### Exercise instructions
Return a copy of every line in the records that includes the word "стола".

-- -- --

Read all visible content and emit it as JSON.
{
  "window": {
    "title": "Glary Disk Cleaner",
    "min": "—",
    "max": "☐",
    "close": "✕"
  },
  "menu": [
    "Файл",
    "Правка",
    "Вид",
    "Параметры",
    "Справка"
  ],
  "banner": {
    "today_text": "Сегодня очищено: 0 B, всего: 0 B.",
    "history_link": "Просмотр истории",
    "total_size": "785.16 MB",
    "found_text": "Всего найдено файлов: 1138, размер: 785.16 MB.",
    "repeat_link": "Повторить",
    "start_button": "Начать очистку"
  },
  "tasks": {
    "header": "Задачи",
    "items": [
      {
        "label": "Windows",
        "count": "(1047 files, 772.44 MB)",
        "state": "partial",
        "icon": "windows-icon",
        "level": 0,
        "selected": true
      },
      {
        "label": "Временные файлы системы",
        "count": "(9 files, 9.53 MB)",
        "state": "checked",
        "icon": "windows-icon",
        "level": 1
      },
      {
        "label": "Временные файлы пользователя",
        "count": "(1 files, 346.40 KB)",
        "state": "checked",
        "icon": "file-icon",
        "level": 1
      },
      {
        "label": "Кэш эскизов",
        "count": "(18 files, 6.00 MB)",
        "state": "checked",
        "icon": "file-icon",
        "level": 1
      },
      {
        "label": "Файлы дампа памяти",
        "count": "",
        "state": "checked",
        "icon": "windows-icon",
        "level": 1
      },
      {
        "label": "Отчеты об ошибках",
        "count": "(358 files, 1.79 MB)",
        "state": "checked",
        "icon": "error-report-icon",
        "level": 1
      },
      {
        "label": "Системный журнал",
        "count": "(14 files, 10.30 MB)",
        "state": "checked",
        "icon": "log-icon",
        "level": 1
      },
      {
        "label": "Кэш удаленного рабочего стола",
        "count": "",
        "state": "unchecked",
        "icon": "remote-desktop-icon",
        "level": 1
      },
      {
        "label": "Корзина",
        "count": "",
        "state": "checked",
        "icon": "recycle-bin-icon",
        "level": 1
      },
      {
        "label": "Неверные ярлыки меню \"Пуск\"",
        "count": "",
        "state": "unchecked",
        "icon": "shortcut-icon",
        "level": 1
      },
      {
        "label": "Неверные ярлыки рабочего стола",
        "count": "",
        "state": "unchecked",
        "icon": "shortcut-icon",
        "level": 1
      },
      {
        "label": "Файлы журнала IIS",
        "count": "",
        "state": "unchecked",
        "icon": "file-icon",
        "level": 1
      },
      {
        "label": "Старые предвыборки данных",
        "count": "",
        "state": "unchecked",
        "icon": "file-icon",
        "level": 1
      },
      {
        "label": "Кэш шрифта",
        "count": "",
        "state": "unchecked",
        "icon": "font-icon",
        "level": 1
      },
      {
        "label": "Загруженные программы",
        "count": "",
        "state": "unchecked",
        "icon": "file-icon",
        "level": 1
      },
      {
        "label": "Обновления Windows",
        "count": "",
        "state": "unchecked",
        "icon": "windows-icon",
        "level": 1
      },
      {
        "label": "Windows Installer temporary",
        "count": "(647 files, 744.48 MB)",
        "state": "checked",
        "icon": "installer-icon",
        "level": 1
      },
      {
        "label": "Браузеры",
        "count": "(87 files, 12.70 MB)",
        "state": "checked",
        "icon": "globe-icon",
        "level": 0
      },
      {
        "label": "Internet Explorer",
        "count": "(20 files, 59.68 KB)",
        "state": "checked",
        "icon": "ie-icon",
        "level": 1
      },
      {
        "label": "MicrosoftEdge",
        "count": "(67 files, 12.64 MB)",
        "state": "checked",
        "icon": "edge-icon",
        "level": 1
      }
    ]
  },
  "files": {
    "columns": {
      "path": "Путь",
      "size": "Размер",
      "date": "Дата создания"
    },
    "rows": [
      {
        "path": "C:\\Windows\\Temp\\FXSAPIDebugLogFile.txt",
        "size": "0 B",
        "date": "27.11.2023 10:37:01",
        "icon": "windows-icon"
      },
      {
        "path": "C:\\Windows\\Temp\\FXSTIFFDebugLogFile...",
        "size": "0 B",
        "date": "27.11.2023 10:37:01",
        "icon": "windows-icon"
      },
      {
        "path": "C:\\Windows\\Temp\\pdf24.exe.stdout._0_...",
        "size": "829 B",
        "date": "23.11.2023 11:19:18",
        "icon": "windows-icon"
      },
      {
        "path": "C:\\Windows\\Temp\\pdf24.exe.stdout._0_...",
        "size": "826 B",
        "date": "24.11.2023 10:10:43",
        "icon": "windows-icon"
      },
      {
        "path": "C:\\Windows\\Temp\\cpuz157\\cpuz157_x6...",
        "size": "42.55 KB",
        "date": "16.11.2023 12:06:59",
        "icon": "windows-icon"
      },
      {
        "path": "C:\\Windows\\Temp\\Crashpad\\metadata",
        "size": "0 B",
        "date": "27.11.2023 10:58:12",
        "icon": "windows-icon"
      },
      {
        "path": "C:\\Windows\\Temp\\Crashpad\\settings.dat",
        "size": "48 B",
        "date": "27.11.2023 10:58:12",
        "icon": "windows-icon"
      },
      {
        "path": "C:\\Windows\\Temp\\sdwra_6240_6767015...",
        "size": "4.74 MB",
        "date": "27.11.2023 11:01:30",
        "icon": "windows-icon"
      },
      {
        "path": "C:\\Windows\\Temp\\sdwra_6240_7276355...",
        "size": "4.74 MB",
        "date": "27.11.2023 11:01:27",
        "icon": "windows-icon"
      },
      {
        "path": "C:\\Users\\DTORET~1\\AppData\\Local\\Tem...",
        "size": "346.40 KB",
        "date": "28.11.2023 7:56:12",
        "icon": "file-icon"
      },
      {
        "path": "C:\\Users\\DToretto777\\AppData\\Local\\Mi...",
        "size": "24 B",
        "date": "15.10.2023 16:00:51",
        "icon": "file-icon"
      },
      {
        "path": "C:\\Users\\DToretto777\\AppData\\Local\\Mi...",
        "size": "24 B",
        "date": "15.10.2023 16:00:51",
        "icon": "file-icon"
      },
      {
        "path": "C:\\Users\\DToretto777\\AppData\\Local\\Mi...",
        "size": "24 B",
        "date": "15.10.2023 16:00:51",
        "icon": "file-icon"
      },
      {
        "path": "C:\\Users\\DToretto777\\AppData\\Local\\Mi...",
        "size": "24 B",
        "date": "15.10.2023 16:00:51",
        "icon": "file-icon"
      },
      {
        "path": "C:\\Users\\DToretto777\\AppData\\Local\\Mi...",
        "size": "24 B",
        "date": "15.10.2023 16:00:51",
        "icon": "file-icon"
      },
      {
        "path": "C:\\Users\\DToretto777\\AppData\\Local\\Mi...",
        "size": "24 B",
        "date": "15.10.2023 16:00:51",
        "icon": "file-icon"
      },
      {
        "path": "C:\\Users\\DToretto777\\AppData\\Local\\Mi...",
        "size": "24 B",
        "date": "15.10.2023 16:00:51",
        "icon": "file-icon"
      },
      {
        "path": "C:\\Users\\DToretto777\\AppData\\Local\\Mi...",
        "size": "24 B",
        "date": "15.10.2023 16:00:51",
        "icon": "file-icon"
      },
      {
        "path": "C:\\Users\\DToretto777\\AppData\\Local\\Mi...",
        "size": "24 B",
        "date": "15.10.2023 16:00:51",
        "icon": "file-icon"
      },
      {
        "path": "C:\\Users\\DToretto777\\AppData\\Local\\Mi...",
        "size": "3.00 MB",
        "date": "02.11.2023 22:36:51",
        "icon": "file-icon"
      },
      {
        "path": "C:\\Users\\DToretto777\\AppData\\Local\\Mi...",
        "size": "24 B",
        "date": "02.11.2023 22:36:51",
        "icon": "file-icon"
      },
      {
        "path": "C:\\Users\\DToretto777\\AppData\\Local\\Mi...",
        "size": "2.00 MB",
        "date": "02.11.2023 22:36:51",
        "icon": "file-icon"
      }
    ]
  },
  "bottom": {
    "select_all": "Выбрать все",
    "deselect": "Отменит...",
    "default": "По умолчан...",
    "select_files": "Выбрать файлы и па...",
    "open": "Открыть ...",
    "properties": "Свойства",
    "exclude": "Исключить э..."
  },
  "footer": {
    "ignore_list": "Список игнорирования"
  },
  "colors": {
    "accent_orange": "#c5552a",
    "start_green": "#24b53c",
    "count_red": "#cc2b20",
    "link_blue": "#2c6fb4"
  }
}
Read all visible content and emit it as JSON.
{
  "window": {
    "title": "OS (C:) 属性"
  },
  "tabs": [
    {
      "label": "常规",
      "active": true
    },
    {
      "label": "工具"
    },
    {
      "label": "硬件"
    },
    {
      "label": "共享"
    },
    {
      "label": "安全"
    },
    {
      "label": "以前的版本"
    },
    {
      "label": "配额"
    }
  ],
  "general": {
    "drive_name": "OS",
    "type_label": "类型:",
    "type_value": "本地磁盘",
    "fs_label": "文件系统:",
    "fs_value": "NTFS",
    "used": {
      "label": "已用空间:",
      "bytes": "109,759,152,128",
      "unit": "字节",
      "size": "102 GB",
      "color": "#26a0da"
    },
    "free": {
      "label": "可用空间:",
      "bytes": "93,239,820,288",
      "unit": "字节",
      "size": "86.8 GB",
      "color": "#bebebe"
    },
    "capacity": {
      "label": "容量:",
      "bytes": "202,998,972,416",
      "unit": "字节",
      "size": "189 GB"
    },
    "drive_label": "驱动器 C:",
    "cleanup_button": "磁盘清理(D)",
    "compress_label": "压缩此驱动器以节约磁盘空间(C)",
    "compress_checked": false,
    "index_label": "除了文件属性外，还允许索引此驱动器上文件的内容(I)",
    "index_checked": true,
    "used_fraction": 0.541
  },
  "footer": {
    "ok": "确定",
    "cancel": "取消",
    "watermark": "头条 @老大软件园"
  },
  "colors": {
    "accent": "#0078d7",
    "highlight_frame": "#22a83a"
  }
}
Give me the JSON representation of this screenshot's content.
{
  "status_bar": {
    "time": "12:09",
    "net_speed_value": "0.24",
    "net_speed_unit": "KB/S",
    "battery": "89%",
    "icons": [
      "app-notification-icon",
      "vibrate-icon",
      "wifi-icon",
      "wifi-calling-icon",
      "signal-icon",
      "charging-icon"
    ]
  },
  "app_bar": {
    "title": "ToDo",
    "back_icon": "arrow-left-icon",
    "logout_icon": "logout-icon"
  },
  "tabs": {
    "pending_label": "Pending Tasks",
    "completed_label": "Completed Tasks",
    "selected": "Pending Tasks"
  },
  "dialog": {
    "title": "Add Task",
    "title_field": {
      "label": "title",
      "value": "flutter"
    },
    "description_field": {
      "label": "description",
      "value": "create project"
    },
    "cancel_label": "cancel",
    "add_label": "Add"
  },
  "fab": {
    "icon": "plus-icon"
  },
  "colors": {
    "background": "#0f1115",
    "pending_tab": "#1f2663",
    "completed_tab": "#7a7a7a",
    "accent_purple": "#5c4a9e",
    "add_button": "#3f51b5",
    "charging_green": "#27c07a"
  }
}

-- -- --

### Output
        "label": "Кэш удаленного рабочего стола",
        "label": "Неверные ярлыки рабочего стола",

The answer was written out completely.